Terra Mítica is located in the resort town of Benidorm, in the south-eastern corner of Spain. The name translates literally as mythical land, and as such it was no surprise to see that it is largely themed after ancient Egypt and ancient Greece, with sprinklings from other parts of the world. The theming was of a very high standard throughout, making this one of the most picturesque parks I've visited to date.
Our morning began with an ERS on Magnus Colossus (#210), one of only a handful of wooden coasters built by the Roller Coaster Corporation of America. We had been forewarned that this ride wasn't one of their outstanding achievements, and with that in mind I decided to queue for a front seat ride to start with; the idea of missing part of the exclusive session didn't worry me much. Much to my surprise the ride turned out to be fairly decent, if a little bit on the jarring side. The park staff were extremely accommodating and allowed us to use cameras during our session, so I was able to take some excellent on-ride photographs. As an aside, this ride makes a very odd noise when it is out on course, that is quite different to what one would expect from a typical wooden coaster. Does anyone know why this is?
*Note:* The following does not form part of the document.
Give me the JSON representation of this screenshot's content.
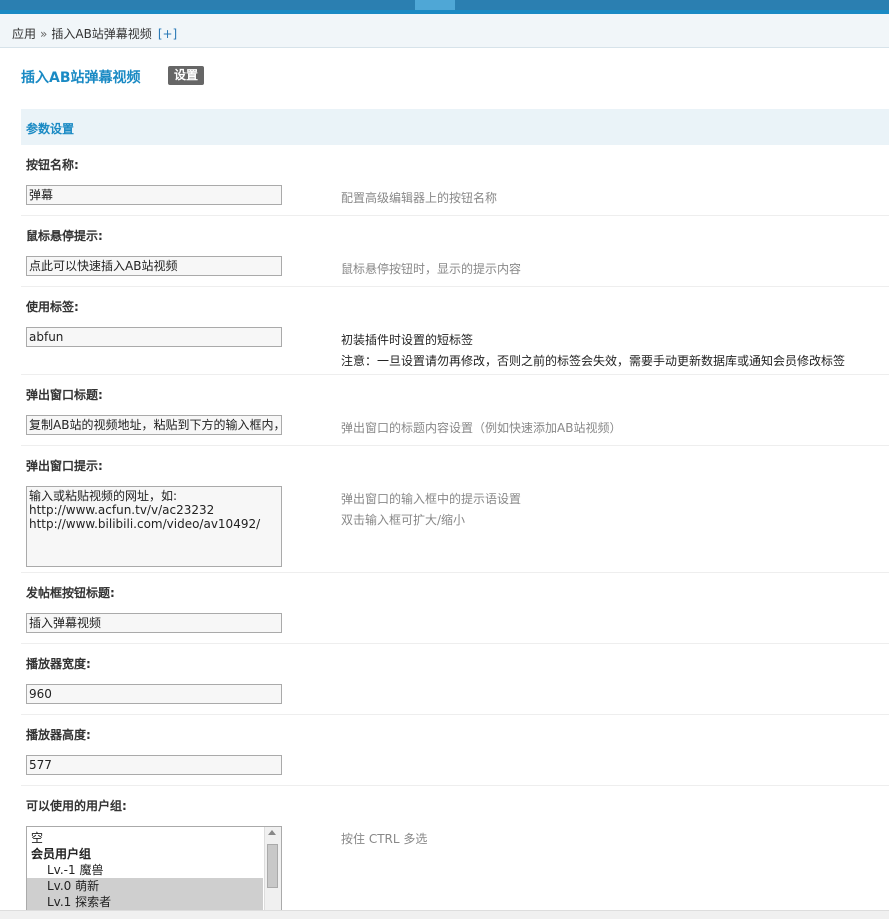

We caught a quick lap on the Alucinakis (#211) junior coaster on the way to Triton's Fury, a giant splash ride featuring two drops just like the one at Port Aventura. This marked the first truly funny moment of the trip; after one circuit, the ride operator asked if we'd like to stay on, so we went around again. Most people got out after three rounds, but I and two others stayed on for a fourth go. By the end of four circuits on a giant splash ride with two drops, we were, not surprisingly, completely drenched. Nevertheless the baking Spanish heat ensured we didn't stay that way for long.
Some simulator rides are too aggressive to be fun, and The Lost Temple falls into that category. Riders are thrown from side to side with considerable force, and the result is far from comfortable. The resultant bruising, coupled with utterly incomprehensible rapid fire Spanish, made this one of two attractions here that I frankly didn't enjoy at all. The other was the shiny new suspended looping coaster, Tizona (#212), which left me with my first Vekoma headache of the trip. It was telling that I enjoyed the Tren Bravo powered coaster considerably more than the apparent star attraction!
We shared a boat on the Rapids of Argos with a local family, and quite possibly prevented a nasty accident by doing so. A small child who decided to stand up mid way round the course just as the boat entered a particularly rough area of water. Both George and I yelled at him to sit down; his parents, also in the boat, were completely oblivious to the danger. Never stand up on an amusement park ride, folks.
Icaros was a contender for the slowest wave swinger in the known universe. The experience was quite frankly boring, though it could easily have been fixed by doubling the speed of the motor. Rather better was the Laberinto del Minotauro, a Sally Corp target shooting dark ride. For some reason this model did not feature any scoring, though it wouldn't have made any difference since more than half the targets were not working properly. The scenes themselves were well done though; this ride could be very good with a bit of work.
After enduring The Lost Temple this morning I was not enthused about riding another simulator, but The Mystery of Keops was so unique that we had to give it a try. The mechanics for this attraction have been built into a Pyramid which really looks the part, even down to the magnificent frescoes on the wall of the queue line. Passengers board a single large gondola which moves up and down very slowly between different scenes. This was clearly one of the first rides to go into the park; though the technology is a bit dated now it is still an interesting ride.
We finished the day with a highly enjoyable show called Barbarosa (Red Beard).